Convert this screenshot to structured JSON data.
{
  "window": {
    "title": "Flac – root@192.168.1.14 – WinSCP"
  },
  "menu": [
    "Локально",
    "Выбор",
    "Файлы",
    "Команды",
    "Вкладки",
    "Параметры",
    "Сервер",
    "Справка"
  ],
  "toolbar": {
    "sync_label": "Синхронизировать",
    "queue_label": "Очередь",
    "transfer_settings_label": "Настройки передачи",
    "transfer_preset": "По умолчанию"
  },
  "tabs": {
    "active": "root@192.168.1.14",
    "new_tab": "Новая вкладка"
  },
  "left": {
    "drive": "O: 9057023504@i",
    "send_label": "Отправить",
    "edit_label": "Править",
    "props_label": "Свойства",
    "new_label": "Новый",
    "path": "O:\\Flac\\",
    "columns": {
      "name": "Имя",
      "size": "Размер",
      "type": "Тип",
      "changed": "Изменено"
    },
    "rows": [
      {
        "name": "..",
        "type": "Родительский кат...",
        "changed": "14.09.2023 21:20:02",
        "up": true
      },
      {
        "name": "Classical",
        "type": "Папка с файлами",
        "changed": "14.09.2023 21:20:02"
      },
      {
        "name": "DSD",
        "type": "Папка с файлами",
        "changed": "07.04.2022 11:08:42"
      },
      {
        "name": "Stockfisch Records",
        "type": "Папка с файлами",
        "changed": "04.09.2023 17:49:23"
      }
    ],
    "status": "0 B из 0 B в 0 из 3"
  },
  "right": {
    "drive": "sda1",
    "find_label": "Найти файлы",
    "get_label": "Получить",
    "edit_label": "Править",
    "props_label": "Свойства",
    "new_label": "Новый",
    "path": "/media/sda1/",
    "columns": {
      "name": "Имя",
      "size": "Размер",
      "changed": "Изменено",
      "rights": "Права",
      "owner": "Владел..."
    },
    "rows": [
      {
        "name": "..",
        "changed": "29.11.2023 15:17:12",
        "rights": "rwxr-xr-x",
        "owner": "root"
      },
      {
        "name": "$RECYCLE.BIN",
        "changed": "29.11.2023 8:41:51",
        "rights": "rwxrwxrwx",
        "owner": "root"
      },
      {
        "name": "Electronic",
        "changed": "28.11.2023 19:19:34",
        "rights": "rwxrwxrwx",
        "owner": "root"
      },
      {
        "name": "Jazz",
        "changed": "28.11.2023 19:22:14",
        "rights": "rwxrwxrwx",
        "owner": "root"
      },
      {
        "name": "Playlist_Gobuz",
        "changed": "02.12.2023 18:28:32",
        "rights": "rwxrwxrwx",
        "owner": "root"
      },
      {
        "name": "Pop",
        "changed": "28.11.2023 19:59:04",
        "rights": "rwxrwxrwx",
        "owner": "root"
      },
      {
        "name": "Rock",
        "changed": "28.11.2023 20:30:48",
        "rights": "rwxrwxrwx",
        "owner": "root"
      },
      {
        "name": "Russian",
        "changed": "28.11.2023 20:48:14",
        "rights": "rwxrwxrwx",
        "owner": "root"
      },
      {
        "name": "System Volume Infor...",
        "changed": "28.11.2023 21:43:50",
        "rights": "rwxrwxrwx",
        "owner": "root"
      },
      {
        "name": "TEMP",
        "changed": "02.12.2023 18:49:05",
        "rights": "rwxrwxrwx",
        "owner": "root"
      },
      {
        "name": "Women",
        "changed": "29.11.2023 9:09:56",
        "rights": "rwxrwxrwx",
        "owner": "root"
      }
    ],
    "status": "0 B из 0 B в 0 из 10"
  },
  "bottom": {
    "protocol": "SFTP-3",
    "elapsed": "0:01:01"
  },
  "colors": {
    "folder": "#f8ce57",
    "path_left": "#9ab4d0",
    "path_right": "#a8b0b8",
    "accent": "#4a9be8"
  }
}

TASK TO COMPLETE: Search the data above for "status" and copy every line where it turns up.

EXERCISE SOLUTION:
    "status": "0 B из 0 B в 0 из 3"
    "status": "0 B из 0 B в 0 из 10"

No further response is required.